**AIM OF THE EXERCISE**
Please return every line of the records below that holds the word "Drive".
****
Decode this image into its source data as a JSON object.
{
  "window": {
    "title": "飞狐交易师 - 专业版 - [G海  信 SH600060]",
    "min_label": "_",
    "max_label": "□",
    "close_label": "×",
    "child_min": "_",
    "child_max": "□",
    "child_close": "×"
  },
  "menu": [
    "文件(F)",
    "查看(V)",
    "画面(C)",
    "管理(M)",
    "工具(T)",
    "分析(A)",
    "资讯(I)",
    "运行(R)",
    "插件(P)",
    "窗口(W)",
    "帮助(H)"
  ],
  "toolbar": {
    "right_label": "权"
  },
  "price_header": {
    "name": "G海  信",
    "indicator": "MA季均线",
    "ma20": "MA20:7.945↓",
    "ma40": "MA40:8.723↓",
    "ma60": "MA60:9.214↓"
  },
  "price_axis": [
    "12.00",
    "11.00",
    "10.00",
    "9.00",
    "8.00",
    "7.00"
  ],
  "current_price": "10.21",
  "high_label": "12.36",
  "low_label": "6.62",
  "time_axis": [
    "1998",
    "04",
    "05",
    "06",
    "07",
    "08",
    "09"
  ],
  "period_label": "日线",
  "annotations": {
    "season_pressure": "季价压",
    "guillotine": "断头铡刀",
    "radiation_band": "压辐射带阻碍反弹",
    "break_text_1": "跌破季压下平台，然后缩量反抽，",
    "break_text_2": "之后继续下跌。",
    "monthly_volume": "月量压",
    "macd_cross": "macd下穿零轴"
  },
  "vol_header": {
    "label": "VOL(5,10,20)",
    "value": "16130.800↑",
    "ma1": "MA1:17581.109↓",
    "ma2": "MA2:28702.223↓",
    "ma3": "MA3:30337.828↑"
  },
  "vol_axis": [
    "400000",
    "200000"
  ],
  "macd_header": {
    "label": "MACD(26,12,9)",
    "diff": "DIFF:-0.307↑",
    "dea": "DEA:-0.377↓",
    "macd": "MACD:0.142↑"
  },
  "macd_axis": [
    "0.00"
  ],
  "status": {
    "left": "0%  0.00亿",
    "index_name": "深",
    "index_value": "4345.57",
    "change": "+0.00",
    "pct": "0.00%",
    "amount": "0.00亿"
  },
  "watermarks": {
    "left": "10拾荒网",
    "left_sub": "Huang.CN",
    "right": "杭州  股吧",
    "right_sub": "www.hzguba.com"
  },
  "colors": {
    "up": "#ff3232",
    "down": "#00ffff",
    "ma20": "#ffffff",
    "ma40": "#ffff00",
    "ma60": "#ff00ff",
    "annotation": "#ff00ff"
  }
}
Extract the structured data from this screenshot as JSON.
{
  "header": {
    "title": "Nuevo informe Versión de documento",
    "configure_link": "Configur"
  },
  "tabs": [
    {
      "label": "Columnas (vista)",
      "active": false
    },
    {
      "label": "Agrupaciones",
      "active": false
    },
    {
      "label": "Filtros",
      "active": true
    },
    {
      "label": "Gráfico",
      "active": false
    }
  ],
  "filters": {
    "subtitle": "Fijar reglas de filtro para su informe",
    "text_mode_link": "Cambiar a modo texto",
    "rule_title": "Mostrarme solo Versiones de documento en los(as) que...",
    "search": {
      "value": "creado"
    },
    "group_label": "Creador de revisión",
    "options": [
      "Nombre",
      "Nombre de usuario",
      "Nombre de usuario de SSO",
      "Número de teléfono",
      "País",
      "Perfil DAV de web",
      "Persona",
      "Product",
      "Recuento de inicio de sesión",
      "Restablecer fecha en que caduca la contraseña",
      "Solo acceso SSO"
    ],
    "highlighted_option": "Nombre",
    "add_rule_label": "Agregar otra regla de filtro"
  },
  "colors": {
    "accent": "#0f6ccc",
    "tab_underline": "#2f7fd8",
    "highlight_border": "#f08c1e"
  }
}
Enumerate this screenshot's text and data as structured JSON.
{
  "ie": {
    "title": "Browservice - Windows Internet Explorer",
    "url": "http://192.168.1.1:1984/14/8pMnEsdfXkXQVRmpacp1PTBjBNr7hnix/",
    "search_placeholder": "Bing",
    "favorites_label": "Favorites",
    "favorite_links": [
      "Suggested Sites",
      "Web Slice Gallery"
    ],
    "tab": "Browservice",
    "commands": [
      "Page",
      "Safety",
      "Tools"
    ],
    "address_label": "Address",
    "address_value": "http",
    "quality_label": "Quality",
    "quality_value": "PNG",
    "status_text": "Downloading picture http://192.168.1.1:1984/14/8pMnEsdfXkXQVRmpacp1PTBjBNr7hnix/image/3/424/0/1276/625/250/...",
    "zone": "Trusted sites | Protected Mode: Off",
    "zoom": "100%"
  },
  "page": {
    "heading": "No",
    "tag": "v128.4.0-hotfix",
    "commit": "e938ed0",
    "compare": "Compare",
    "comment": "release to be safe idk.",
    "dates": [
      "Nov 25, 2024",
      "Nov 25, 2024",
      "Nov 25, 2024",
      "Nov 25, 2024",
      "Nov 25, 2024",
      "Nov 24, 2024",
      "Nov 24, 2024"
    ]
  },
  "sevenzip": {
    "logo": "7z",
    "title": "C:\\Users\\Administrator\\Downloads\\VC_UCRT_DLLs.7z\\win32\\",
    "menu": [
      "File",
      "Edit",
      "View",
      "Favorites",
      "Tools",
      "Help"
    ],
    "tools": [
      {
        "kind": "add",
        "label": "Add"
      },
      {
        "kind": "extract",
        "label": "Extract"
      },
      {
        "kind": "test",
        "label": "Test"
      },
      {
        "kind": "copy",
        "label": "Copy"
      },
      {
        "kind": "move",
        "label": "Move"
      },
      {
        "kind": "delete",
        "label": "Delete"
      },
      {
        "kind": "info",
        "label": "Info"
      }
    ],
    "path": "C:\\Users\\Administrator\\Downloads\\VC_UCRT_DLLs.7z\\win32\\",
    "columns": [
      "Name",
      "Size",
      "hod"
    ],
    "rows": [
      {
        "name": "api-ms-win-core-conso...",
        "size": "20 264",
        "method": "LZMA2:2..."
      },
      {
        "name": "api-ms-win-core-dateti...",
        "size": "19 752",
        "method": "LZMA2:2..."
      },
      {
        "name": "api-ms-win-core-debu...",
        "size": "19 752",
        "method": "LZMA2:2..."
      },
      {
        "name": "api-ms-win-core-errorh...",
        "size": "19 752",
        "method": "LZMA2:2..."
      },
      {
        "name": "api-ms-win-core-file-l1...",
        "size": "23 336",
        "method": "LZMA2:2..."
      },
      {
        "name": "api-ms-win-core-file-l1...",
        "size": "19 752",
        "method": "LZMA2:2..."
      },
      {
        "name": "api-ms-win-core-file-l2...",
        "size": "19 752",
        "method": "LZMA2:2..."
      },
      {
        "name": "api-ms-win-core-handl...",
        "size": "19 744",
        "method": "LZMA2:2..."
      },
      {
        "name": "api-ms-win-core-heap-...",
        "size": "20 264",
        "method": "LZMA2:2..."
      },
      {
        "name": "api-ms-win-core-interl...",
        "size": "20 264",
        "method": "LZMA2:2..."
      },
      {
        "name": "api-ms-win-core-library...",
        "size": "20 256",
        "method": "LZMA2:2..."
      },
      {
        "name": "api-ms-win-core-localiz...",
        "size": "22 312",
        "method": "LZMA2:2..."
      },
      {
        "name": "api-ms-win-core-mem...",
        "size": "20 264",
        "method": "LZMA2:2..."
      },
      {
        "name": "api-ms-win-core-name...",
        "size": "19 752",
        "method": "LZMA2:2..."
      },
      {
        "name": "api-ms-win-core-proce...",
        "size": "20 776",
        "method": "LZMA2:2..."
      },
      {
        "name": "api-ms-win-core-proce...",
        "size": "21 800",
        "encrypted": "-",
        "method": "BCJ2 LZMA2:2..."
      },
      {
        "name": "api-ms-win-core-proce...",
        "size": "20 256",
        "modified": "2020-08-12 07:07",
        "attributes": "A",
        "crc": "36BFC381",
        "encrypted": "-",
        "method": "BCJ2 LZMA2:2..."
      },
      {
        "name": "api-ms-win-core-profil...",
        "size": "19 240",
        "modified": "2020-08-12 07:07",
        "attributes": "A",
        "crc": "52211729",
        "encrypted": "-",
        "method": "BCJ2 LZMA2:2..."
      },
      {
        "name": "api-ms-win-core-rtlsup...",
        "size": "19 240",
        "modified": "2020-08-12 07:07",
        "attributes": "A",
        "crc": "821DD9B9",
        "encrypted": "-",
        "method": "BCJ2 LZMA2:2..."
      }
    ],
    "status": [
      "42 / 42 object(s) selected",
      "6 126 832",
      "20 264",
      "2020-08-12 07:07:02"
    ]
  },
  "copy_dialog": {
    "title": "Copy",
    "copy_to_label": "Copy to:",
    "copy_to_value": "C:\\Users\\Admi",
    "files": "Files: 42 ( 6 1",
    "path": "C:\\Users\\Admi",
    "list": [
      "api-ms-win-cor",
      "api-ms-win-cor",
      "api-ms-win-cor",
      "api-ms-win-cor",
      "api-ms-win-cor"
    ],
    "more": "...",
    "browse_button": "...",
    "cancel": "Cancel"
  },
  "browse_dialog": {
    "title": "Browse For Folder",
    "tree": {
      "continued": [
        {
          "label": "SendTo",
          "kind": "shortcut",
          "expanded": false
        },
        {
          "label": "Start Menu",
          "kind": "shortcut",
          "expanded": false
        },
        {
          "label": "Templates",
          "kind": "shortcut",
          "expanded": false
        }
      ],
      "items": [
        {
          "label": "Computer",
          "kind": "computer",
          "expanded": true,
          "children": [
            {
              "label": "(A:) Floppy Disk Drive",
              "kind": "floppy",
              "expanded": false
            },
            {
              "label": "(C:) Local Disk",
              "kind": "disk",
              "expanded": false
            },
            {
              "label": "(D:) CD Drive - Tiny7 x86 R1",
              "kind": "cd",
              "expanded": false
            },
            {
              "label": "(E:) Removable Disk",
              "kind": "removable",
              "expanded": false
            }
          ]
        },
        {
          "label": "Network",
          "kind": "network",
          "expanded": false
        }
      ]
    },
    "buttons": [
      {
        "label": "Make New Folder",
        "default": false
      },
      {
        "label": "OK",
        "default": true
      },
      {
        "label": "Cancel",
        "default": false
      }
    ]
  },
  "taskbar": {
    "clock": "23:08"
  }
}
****
**TASK SOLUTION**
              "label": "(A:) Floppy Disk Drive",
              "label": "(D:) CD Drive - Tiny7 x86 R1",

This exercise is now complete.